Sam Henchard shook his head. "I won't put a man out in killing weather if I can help it. If it's plague he's got, it's already in here with us and we're too late to stop it."
"Common ills can make a body as dead as the plague can," Bartolmy insisted. "It just takes longer. I say we should put him out."
Dan listened to their argument and watched Joshua wrap himself tighter in his blanket as the shivers came and went. The red coals in the fireplace hissed as clots of snow fell down the chimney and turned to steam. Dan hoped Joshua was listening to the fire and not to the two men talking.
"We're settled folk here," Sam said at last. "Not woods- runners or lawless men. Joshua's eaten with us and blessed our bread. He stays."
When Sam Henchard spoke that way, not even Bartolmy would go against him. Joshua lay sick and shivering all during the morning, and at mid-day was still not able to rise and share the noon meal.
Nobody talked much at the table. Plague had come through Crossing once already in Dan's lifetime, and the common ills came with every change of season. The memories made it hard to forget that a sick man lay not far off, one who had sat and taken sup with the family only the night before. But Speaker Ashe at the Crossing Assembly always preached that hospitality was one of the chief virtues, and that sometimes virtue was painful to uphold.
After the last of the food was cleared away, Aunt Min wiped her hands on her apron and said the thing that Dan, at least, had been thinking all along.
"We have to do what's right by him and fetch a weller."
"Only a fool would go out in a snowstorm, looking for a weller or not," said Bartolmy. "Best to wait until the sky clears."
Sam Henchard stood and began putting on his coat and hat and gloves. "I was the one who said to keep him in. I'll go over to the Johnsons' place and fetch back Leezie -- she'll come no matter what the sky."

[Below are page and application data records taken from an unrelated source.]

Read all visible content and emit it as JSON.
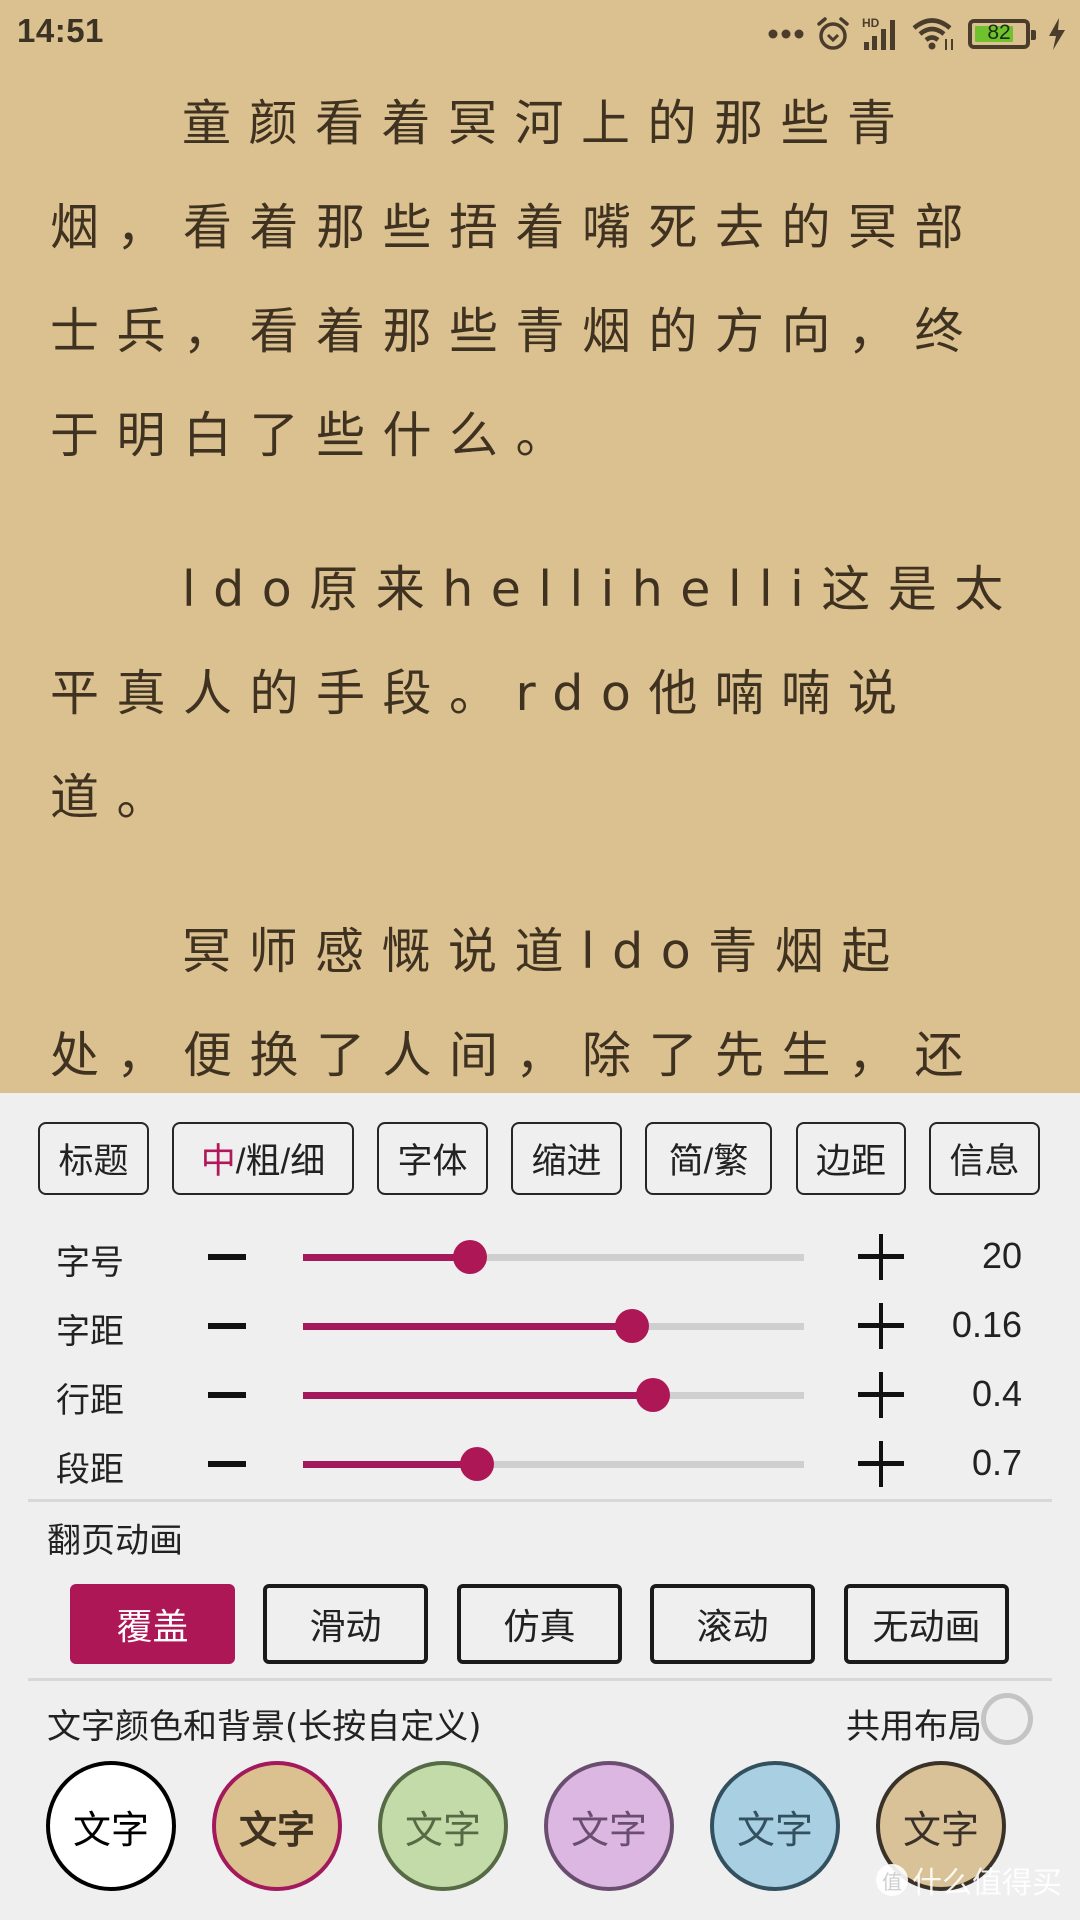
{
  "status_bar": {
    "time": "14:51",
    "icons": [
      "more-dots-icon",
      "alarm-icon",
      "hd-signal-icon",
      "wifi-icon",
      "battery-icon",
      "charging-bolt-icon"
    ],
    "signal_label": "HD",
    "battery_percent": 82,
    "battery_label": "82",
    "battery_color": "#6fc22d"
  },
  "reader": {
    "background_color": "#dbc190",
    "text_color": "#3f3220",
    "paragraphs": [
      "童颜看着冥河上的那些青烟，看着那些捂着嘴死去的冥部士兵，看着那些青烟的方向，终于明白了些什么。",
      "ldo原来hellihelli这是太平真人的手段。rdo他喃喃说道。",
      "冥师感慨说道ldo青烟起处，便换了人间，除了先生，还有谁能成此伟业？rdo"
    ]
  },
  "panel": {
    "accent_color": "#ae1756",
    "toolbar": [
      {
        "label": "标题"
      },
      {
        "label_accent": "中",
        "label_rest": "/粗/细"
      },
      {
        "label": "字体"
      },
      {
        "label": "缩进"
      },
      {
        "label": "简/繁"
      },
      {
        "label": "边距"
      },
      {
        "label": "信息"
      }
    ],
    "sliders": [
      {
        "label": "字号",
        "value": "20",
        "fraction": 0.333
      },
      {
        "label": "字距",
        "value": "0.16",
        "fraction": 0.657
      },
      {
        "label": "行距",
        "value": "0.4",
        "fraction": 0.698
      },
      {
        "label": "段距",
        "value": "0.7",
        "fraction": 0.347
      }
    ],
    "page_animation": {
      "title": "翻页动画",
      "options": [
        "覆盖",
        "滑动",
        "仿真",
        "滚动",
        "无动画"
      ],
      "selected": "覆盖"
    },
    "color_theme": {
      "title": "文字颜色和背景(长按自定义)",
      "share_layout_label": "共用布局",
      "share_layout_checked": false,
      "swatches": [
        {
          "label": "文字",
          "bg": "#ffffff",
          "text": "#000000",
          "border": "#000000",
          "selected": false
        },
        {
          "label": "文字",
          "bg": "#dbc190",
          "text": "#3f3220",
          "border": "#a3195b",
          "selected": true
        },
        {
          "label": "文字",
          "bg": "#c3dba9",
          "text": "#566b45",
          "border": "#566b45",
          "selected": false
        },
        {
          "label": "文字",
          "bg": "#dbb7e1",
          "text": "#6a4e70",
          "border": "#6a4e70",
          "selected": false
        },
        {
          "label": "文字",
          "bg": "#a9cfe3",
          "text": "#33505e",
          "border": "#33505e",
          "selected": false
        },
        {
          "label": "文字",
          "bg": "#d9c297",
          "text": "#3a3228",
          "border": "#3a3228",
          "selected": false
        }
      ]
    }
  },
  "watermark": {
    "logo": "值",
    "text": "什么值得买"
  }
}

He went out into the falling snow, and the rest of the Henchards settled in to do as much of the farm work as they could manage indoors while they waited for his return. Though Dan was the youngest, the plague that had killed his mother and nearly taken the whole family had never touched him at all; and the chore of tending the sick man fell to him.
"Don't worry," he said to Joshua as the afternoon lengthened into evening and the light outside the window faded. "We'll have a weller here for you soon."
Joshua's eyes opened and focussed on Dan. "Not a good idea. Should have put me out, like the man said."
"Bartolmy croaks like a crow," said Dan, "and he doesn't like strangers."
"Strangers bring trouble." Joshua's gaze drifted away from Dan's face, and his voice faded as his thoughts rambled. "You don't know who they might talk to, and you don't know where they've been. Put them out. Else the grooglemen may come and take you all."